Back in March, Yemeni President Abd Rabbuh Mansur Hadi announced a change in leadership at the Interior Ministry. Most Yemenis watched the appointment of Maj. Gen. Abdo Al-Tarab as Interior Minister with some degree of weary amusement, assuming that such a move was meant to benefit one faction or another rather the country itself. Disillusioned with politicians’ commitment to reform, most Yemenis long ago lost faith in the central government, having witnessed firsthand the ease with which their leaders put their own selfish interests before those of the nation, being more interested in furthering their careers than promoting the change the Yemeni nation has been yearning for.

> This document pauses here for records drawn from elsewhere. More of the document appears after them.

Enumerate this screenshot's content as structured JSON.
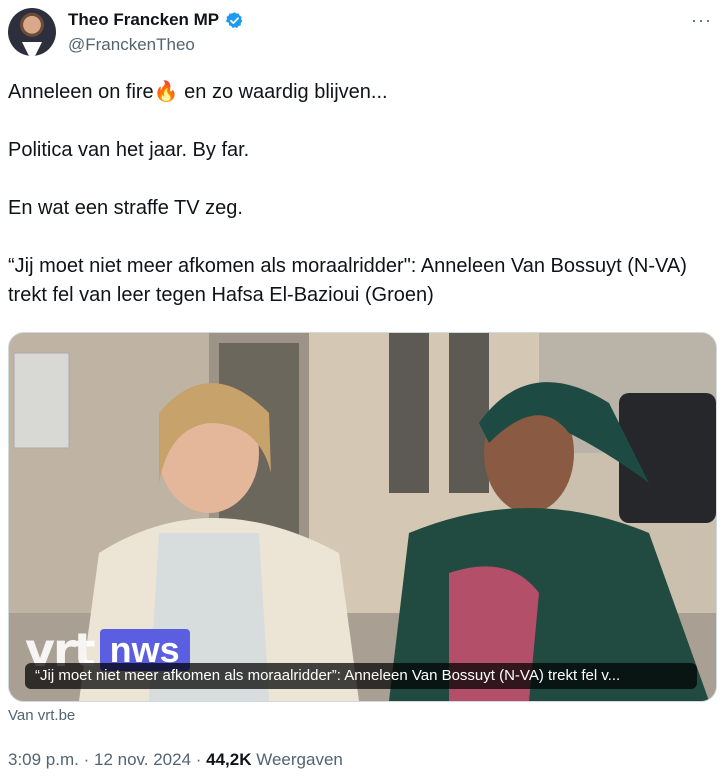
{
  "author": {
    "display_name": "Theo Francken MP",
    "handle": "@FranckenTheo",
    "verified_color": "#1d9bf0"
  },
  "more_icon": "more-horizontal-icon",
  "tweet": {
    "line1_before": "Anneleen on fire",
    "line1_emoji": "🔥",
    "line1_after": " en zo waardig blijven...",
    "line2": "Politica van het jaar. By far.",
    "line3": "En wat een straffe TV zeg.",
    "line4": "“Jij moet niet meer afkomen als moraalridder\": Anneleen Van Bossuyt (N-VA) trekt fel van leer tegen Hafsa El-Bazioui (Groen)"
  },
  "media": {
    "logo_vrt": "vrt",
    "logo_nws": "nws",
    "caption": "“Jij moet niet meer afkomen als moraalridder”: Anneleen Van Bossuyt (N-VA) trekt fel v..."
  },
  "source": "Van vrt.be",
  "meta": {
    "time": "3:09 p.m.",
    "sep1": " · ",
    "date": "12 nov. 2024",
    "sep2": " · ",
    "views": "44,2K",
    "views_label": " Weergaven"
  }
}
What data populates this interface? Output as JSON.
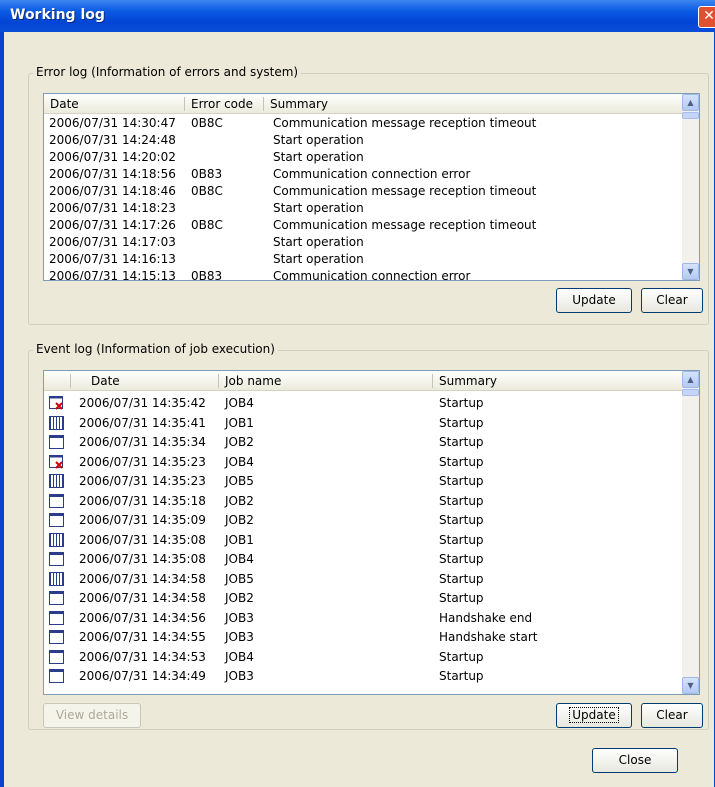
{
  "window": {
    "title": "Working log",
    "close_glyph": "✕"
  },
  "error_log": {
    "legend": "Error log (Information of errors and system)",
    "columns": [
      "Date",
      "Error code",
      "Summary"
    ],
    "rows": [
      {
        "date": "2006/07/31 14:30:47",
        "code": "0B8C",
        "summary": "Communication message reception timeout"
      },
      {
        "date": "2006/07/31 14:24:48",
        "code": "",
        "summary": "Start operation"
      },
      {
        "date": "2006/07/31 14:20:02",
        "code": "",
        "summary": "Start operation"
      },
      {
        "date": "2006/07/31 14:18:56",
        "code": "0B83",
        "summary": "Communication connection error"
      },
      {
        "date": "2006/07/31 14:18:46",
        "code": "0B8C",
        "summary": "Communication message reception timeout"
      },
      {
        "date": "2006/07/31 14:18:23",
        "code": "",
        "summary": "Start operation"
      },
      {
        "date": "2006/07/31 14:17:26",
        "code": "0B8C",
        "summary": "Communication message reception timeout"
      },
      {
        "date": "2006/07/31 14:17:03",
        "code": "",
        "summary": "Start operation"
      },
      {
        "date": "2006/07/31 14:16:13",
        "code": "",
        "summary": "Start operation"
      },
      {
        "date": "2006/07/31 14:15:13",
        "code": "0B83",
        "summary": "Communication connection error"
      }
    ],
    "update_label": "Update",
    "clear_label": "Clear"
  },
  "event_log": {
    "legend": "Event log (Information of job execution)",
    "columns": [
      "Date",
      "Job name",
      "Summary"
    ],
    "rows": [
      {
        "icon": "error-doc",
        "date": "2006/07/31 14:35:42",
        "job": "JOB4",
        "summary": "Startup"
      },
      {
        "icon": "grid-doc",
        "date": "2006/07/31 14:35:41",
        "job": "JOB1",
        "summary": "Startup"
      },
      {
        "icon": "doc",
        "date": "2006/07/31 14:35:34",
        "job": "JOB2",
        "summary": "Startup"
      },
      {
        "icon": "error-doc",
        "date": "2006/07/31 14:35:23",
        "job": "JOB4",
        "summary": "Startup"
      },
      {
        "icon": "grid-doc",
        "date": "2006/07/31 14:35:23",
        "job": "JOB5",
        "summary": "Startup"
      },
      {
        "icon": "doc",
        "date": "2006/07/31 14:35:18",
        "job": "JOB2",
        "summary": "Startup"
      },
      {
        "icon": "doc",
        "date": "2006/07/31 14:35:09",
        "job": "JOB2",
        "summary": "Startup"
      },
      {
        "icon": "grid-doc",
        "date": "2006/07/31 14:35:08",
        "job": "JOB1",
        "summary": "Startup"
      },
      {
        "icon": "doc",
        "date": "2006/07/31 14:35:08",
        "job": "JOB4",
        "summary": "Startup"
      },
      {
        "icon": "grid-doc",
        "date": "2006/07/31 14:34:58",
        "job": "JOB5",
        "summary": "Startup"
      },
      {
        "icon": "doc",
        "date": "2006/07/31 14:34:58",
        "job": "JOB2",
        "summary": "Startup"
      },
      {
        "icon": "doc",
        "date": "2006/07/31 14:34:56",
        "job": "JOB3",
        "summary": "Handshake end"
      },
      {
        "icon": "doc",
        "date": "2006/07/31 14:34:55",
        "job": "JOB3",
        "summary": "Handshake start"
      },
      {
        "icon": "doc",
        "date": "2006/07/31 14:34:53",
        "job": "JOB4",
        "summary": "Startup"
      },
      {
        "icon": "doc",
        "date": "2006/07/31 14:34:49",
        "job": "JOB3",
        "summary": "Startup"
      }
    ],
    "view_details_label": "View details",
    "update_label": "Update",
    "clear_label": "Clear"
  },
  "close_label": "Close",
  "colors": {
    "title_bar": "#0a5ae3",
    "dialog_bg": "#ece9d8",
    "close_button": "#e2512f",
    "error_mark": "#d00000"
  }
}
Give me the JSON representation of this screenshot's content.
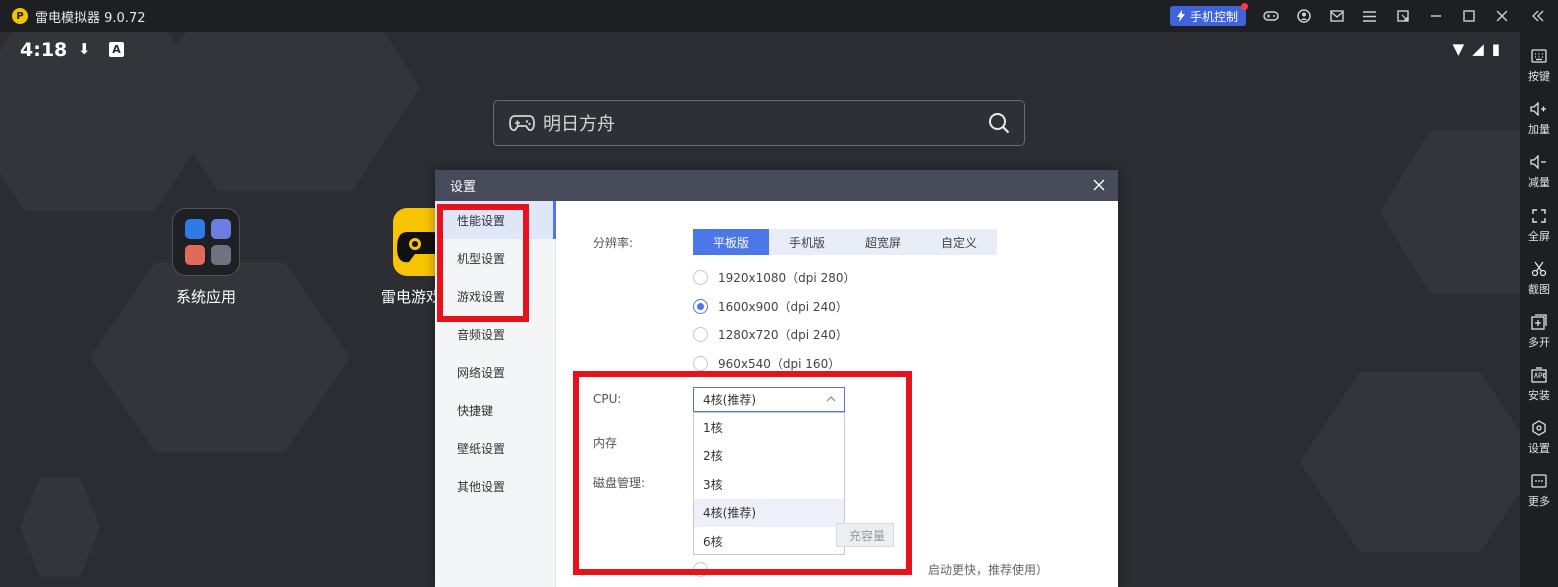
{
  "titlebar": {
    "app_title": "雷电模拟器 9.0.72",
    "logo_letter": "P",
    "phone_control_label": "手机控制",
    "icons": [
      "gamepad-icon",
      "user-icon",
      "mail-icon",
      "menu-icon",
      "restore-icon",
      "minimize-icon",
      "maximize-icon",
      "close-icon",
      "collapse-icon"
    ]
  },
  "statusbar": {
    "time": "4:18",
    "download_glyph": "⬇",
    "font_glyph": "A",
    "wifi_glyph": "▼",
    "signal_glyph": "◢",
    "battery_glyph": "▮"
  },
  "search": {
    "text": "明日方舟"
  },
  "desktop": {
    "apps": [
      {
        "label": "系统应用"
      },
      {
        "label": "雷电游戏中心"
      }
    ]
  },
  "rightbar": {
    "items": [
      {
        "label": "按键",
        "icon": "keyboard-icon"
      },
      {
        "label": "加量",
        "icon": "volume-up-icon"
      },
      {
        "label": "减量",
        "icon": "volume-down-icon"
      },
      {
        "label": "全屏",
        "icon": "fullscreen-icon"
      },
      {
        "label": "截图",
        "icon": "scissors-icon"
      },
      {
        "label": "多开",
        "icon": "multi-instance-icon"
      },
      {
        "label": "安装",
        "icon": "apk-install-icon"
      },
      {
        "label": "设置",
        "icon": "settings-icon"
      },
      {
        "label": "更多",
        "icon": "more-icon"
      }
    ]
  },
  "dialog": {
    "title": "设置",
    "nav": [
      {
        "label": "性能设置",
        "active": true
      },
      {
        "label": "机型设置"
      },
      {
        "label": "游戏设置"
      },
      {
        "label": "音频设置"
      },
      {
        "label": "网络设置"
      },
      {
        "label": "快捷键"
      },
      {
        "label": "壁纸设置"
      },
      {
        "label": "其他设置"
      }
    ],
    "resolution": {
      "label": "分辨率:",
      "tabs": [
        "平板版",
        "手机版",
        "超宽屏",
        "自定义"
      ],
      "active_tab": "平板版",
      "options": [
        "1920x1080（dpi 280）",
        "1600x900（dpi 240）",
        "1280x720（dpi 240）",
        "960x540（dpi 160）"
      ],
      "selected": "1600x900（dpi 240）"
    },
    "cpu": {
      "label": "CPU:",
      "value": "4核(推荐)",
      "options": [
        "1核",
        "2核",
        "3核",
        "4核(推荐)",
        "6核"
      ],
      "highlighted": "4核(推荐)"
    },
    "memory_label": "内存",
    "disk_label": "磁盘管理:",
    "partial_button": "充容量",
    "partial_row_text": "启动更快，推荐使用）"
  },
  "colors": {
    "accent": "#4b78e6",
    "highlight_red": "#e6131c",
    "titlebar_bg": "#1e1f23",
    "dialog_header": "#474a59"
  }
}
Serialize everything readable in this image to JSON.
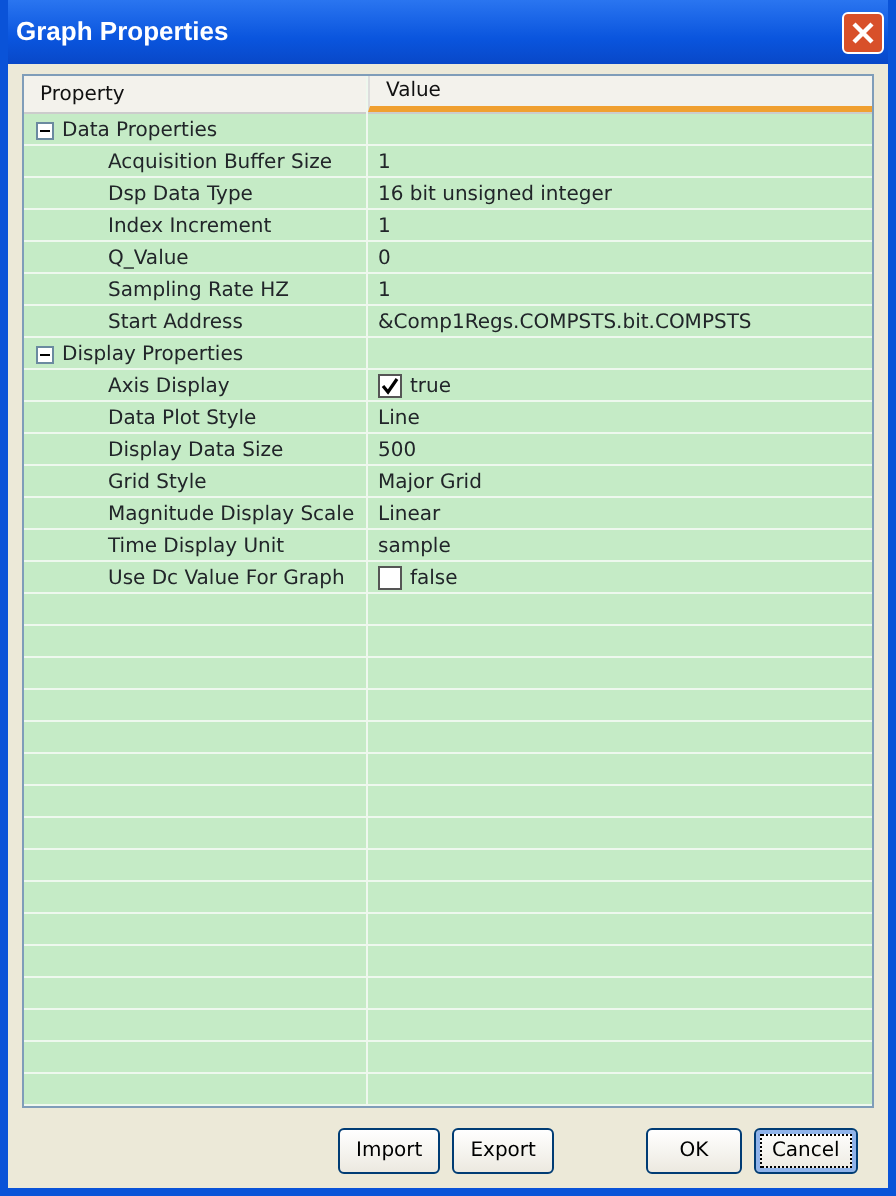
{
  "window": {
    "title": "Graph Properties"
  },
  "columns": [
    "Property",
    "Value"
  ],
  "groups": [
    {
      "label": "Data Properties",
      "expanded": true,
      "rows": [
        {
          "kind": "text",
          "name": "Acquisition Buffer Size",
          "value": "1"
        },
        {
          "kind": "text",
          "name": "Dsp Data Type",
          "value": "16 bit unsigned integer"
        },
        {
          "kind": "text",
          "name": "Index Increment",
          "value": "1"
        },
        {
          "kind": "text",
          "name": "Q_Value",
          "value": "0"
        },
        {
          "kind": "text",
          "name": "Sampling Rate HZ",
          "value": "1"
        },
        {
          "kind": "text",
          "name": "Start Address",
          "value": "&Comp1Regs.COMPSTS.bit.COMPSTS"
        }
      ]
    },
    {
      "label": "Display Properties",
      "expanded": true,
      "rows": [
        {
          "kind": "checkbox",
          "name": "Axis Display",
          "value": "true",
          "checked": true
        },
        {
          "kind": "text",
          "name": "Data Plot Style",
          "value": "Line"
        },
        {
          "kind": "text",
          "name": "Display Data Size",
          "value": "500"
        },
        {
          "kind": "text",
          "name": "Grid Style",
          "value": "Major Grid"
        },
        {
          "kind": "text",
          "name": "Magnitude Display Scale",
          "value": "Linear"
        },
        {
          "kind": "text",
          "name": "Time Display Unit",
          "value": "sample"
        },
        {
          "kind": "checkbox",
          "name": "Use Dc Value For Graph",
          "value": "false",
          "checked": false
        }
      ]
    }
  ],
  "buttons": [
    {
      "label": "Import",
      "focused": false
    },
    {
      "label": "Export",
      "focused": false
    },
    {
      "label": "OK",
      "focused": false
    },
    {
      "label": "Cancel",
      "focused": true
    }
  ]
}
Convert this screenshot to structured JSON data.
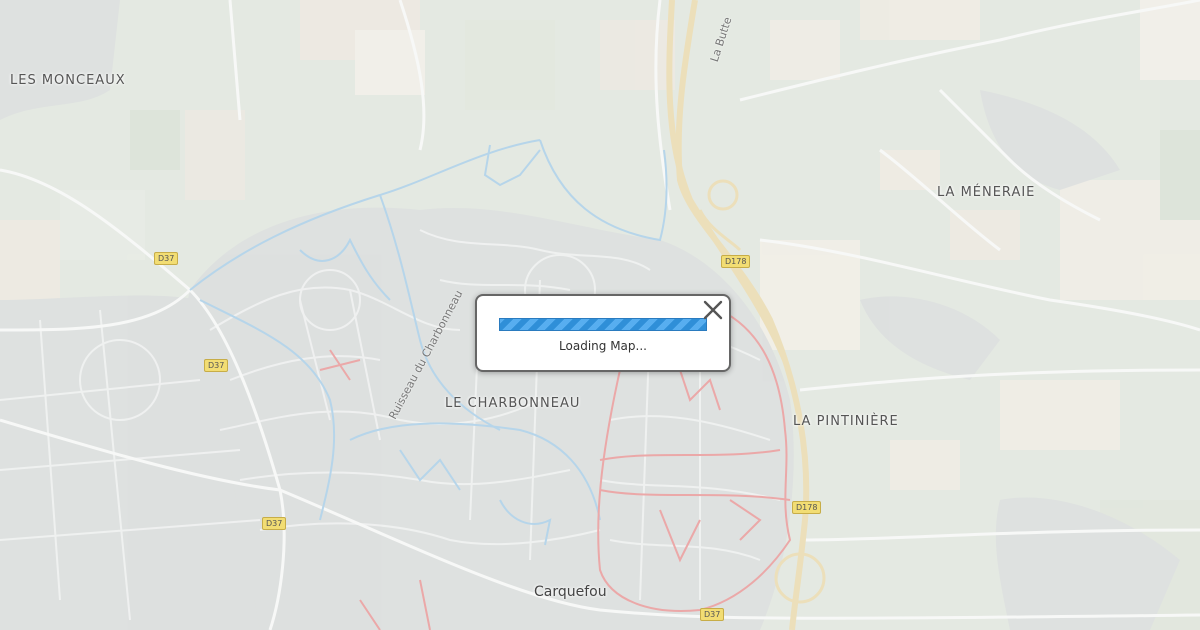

But if the appointment of Yemen’s Interior Minister made few waves in March, the whirlwind of reforms he brought with him has propelled him to the top of Yemen’s most talked-about list, and his frankness in discussing the ministry’s problems has raised many eyebrows. Tarab’s first order of business was to run a full assessment of the country’s police force so as to identify the Yemeni security forces’ main weaknesses. At a time in Yemen’s history when the nation finds itself prey to dissident tribesmen and Islamist groups, security has become more than just a priority: it is a matter of institutional life or death. Plagued by the fallout from the Arab Spring, Yemen has yet to recover from the unraveling of former president Ali Abdullah Saleh’s regime. Its armed forces are in tatters, and it has a police force that is viewed with fear and disdain more than respect. Faced with such an insurmountable uphill battle, many quite plainly expected Tarab to go under quickly, yet he has made a surprising start to his career as a government minister.
In a recent interview, Tarab revealed the extent of Yemen’s security vacuum, shedding some much-needed light on one of the country’s dirty little secrets. He described the police force as employing “more thugs than policemen,” adding that several random inspections had revealed the magnitude of the force’s complacency and downright indifference toward their duties. According to the minister, night duty officers were found fast asleep when they were meant to oversee the capital’s security, stations failed to respond to calls for help by residents, and checkpoints failed to follow up on security warnings when vehicles were flagged as being high-risk.
In one particular instance, Tarab recalled how he sent clear instructions to all checkpoints in the capital, Sana’a, ordering his men to apprehend a specific vehicle—the make of the car as well as the number plate were given—and call for immediate back-up from the ministry when it was sighted. As it happened, the security alert was part of an exercise to test security alertness and response. Needless to say, the results did not meet Tarab’s expectations.
Once Tarab was satisfied that his ministry had circulated the test security alert, he himself set out to drive the vehicle, a taxi, across Sana’a, keen to determine just how efficient Yemen’s security apparatus would prove to be. Despite driving through several checkpoints, Tarab was neither stopped nor challenged by the police force, even though the ministry explicitly called for all men to be on the lookout for taxis.
Decrying poor morale, a myriad of bad habits and an astounding lack of discipline as well as a sense of duty, Tarab is adamant that far-reaching change is needed in order for Yemen police to become an emblem of law and order. At the ministry he says he makes sure he is one of the first to arrive in the morning, and once he reaches his office, no one, no matter what their rank or connections, is allowed into the ministry.
Now, high-ranking officers have been seen rushing to their office so as not to suffer both their minister’s wrath and docked pay.
Though only two months have passed since Tarab was first appointed, some change is already visible. Of course, much remains to be done in terms of training and discipline, but a new sense of pride animates the ministry. Yemenis say that alone is worth celebrating in a country that lacks national cohesion and identity.
All views expressed in this blog post are those of the author and do not necessarily represent the views of, and should not be attributed to, The Majalla magazine.